Professor David Gloman has partnered with Kurt Heidinger, director of the Biocitizen School, to create an art event that inspires the public to imagine the unique biocultural character of the Nonotuck biome (also known as the central Connecticut River Valley) by “re-presenting” the landscapes that Orra Hitchcock depicted in the mid 19th century. Professor Gloman has located the sites where they were painted and created his own painted landscape portraits of those sites.

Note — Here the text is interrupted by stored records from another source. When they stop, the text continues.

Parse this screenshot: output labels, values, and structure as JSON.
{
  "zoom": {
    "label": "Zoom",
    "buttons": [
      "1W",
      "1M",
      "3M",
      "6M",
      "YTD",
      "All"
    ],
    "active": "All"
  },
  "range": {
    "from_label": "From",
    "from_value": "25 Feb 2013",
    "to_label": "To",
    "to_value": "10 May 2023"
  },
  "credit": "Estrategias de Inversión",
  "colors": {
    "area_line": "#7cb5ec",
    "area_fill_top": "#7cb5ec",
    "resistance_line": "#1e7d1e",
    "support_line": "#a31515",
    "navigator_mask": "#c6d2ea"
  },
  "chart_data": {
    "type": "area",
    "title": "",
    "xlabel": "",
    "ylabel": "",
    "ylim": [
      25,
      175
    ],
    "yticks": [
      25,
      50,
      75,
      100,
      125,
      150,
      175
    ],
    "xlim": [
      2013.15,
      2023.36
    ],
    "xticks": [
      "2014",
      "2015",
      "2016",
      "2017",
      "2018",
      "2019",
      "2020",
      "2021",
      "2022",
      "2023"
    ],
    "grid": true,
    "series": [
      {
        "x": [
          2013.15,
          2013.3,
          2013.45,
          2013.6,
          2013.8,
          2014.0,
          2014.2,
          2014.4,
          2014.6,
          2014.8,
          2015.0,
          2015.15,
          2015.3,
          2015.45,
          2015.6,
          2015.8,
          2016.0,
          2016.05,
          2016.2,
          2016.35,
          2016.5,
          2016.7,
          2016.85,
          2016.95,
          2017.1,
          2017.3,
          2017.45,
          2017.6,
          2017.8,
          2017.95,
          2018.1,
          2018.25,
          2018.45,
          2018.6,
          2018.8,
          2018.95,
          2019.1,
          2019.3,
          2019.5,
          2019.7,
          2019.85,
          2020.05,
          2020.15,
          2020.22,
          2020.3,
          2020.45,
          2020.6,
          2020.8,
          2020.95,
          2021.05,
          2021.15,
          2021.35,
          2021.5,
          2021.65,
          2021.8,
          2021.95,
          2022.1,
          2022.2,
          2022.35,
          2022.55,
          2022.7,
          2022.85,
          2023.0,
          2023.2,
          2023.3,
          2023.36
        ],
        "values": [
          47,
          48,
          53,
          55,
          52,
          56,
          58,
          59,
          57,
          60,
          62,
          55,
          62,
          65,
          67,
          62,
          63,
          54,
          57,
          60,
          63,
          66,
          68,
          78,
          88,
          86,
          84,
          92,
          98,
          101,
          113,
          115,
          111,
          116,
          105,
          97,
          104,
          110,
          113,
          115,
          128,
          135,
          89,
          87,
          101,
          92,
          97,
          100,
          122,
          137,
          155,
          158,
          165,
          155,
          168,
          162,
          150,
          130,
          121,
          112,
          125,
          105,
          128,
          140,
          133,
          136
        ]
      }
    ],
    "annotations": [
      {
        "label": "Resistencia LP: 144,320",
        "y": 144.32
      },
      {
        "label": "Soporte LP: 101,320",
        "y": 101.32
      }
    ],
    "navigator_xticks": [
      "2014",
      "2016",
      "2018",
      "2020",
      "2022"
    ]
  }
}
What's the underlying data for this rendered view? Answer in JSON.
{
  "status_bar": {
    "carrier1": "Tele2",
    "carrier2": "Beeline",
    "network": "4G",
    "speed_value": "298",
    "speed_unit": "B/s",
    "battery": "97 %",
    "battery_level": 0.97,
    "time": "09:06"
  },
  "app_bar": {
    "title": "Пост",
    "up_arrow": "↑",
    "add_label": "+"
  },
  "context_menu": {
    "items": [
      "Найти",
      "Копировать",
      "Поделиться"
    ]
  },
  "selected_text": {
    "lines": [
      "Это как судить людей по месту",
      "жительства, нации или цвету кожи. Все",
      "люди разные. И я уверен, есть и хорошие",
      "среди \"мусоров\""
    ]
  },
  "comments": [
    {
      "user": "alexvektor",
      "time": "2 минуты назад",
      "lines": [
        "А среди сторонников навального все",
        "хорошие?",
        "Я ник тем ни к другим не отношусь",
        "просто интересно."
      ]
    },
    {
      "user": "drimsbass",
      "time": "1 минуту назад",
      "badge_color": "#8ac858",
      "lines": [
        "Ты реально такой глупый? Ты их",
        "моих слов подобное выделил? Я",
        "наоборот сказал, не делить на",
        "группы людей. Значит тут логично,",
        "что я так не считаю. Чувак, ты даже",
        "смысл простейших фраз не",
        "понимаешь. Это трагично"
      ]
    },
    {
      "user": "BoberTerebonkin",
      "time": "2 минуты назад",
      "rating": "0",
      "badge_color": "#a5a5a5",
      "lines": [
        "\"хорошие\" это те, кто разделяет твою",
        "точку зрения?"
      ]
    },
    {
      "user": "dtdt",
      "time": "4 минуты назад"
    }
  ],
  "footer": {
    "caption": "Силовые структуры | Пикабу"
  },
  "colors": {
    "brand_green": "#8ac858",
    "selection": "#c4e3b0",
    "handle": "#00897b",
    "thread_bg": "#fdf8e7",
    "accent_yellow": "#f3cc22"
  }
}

View Gloman and Hitchcock's illustrations together in Frost Library's Mezzanine Gallery from September 4 - October 29.
The opening reception will be on September 27 from 4:30 - 6 p.m. in the Center for Humanistic Inquiry (2nd Floor, Frost Library).
The Amherst Poetry Festival returns for a sixth year, celebrating the literary legacy and contemporary creativity of the Pioneer Valley and beyond.
Anchored by the annual Emily Dickinson Poetry Marathon, the 2018 festival features Ocean Vuong, the Astro Poets, Shayla Lawson, a screening of the new feature film Wild Nights with Emily, the No-No project, the art exhibition, reading Dickinson's poem "We Grow Accustomed to the Dark" and much more!
A poetry master class with Amherst College writer-in-residence Shayla Lawson and Astro poet Dorothea Lasky is free to all on Saturday, September 22, at 2:30 p.m. in the Powerhouse.
Organized by the Emily Dickinson Museum, and funded in part by the Mass Cultural Council and Amherst Business Improvement District, this year's festival partners include Mass Poetry, the Jones Library, UMass Amherst, Amherst College, Hope & Feathers Framing and Printing, Attack Bear Press, Union St. Records and other local businesses and organizations.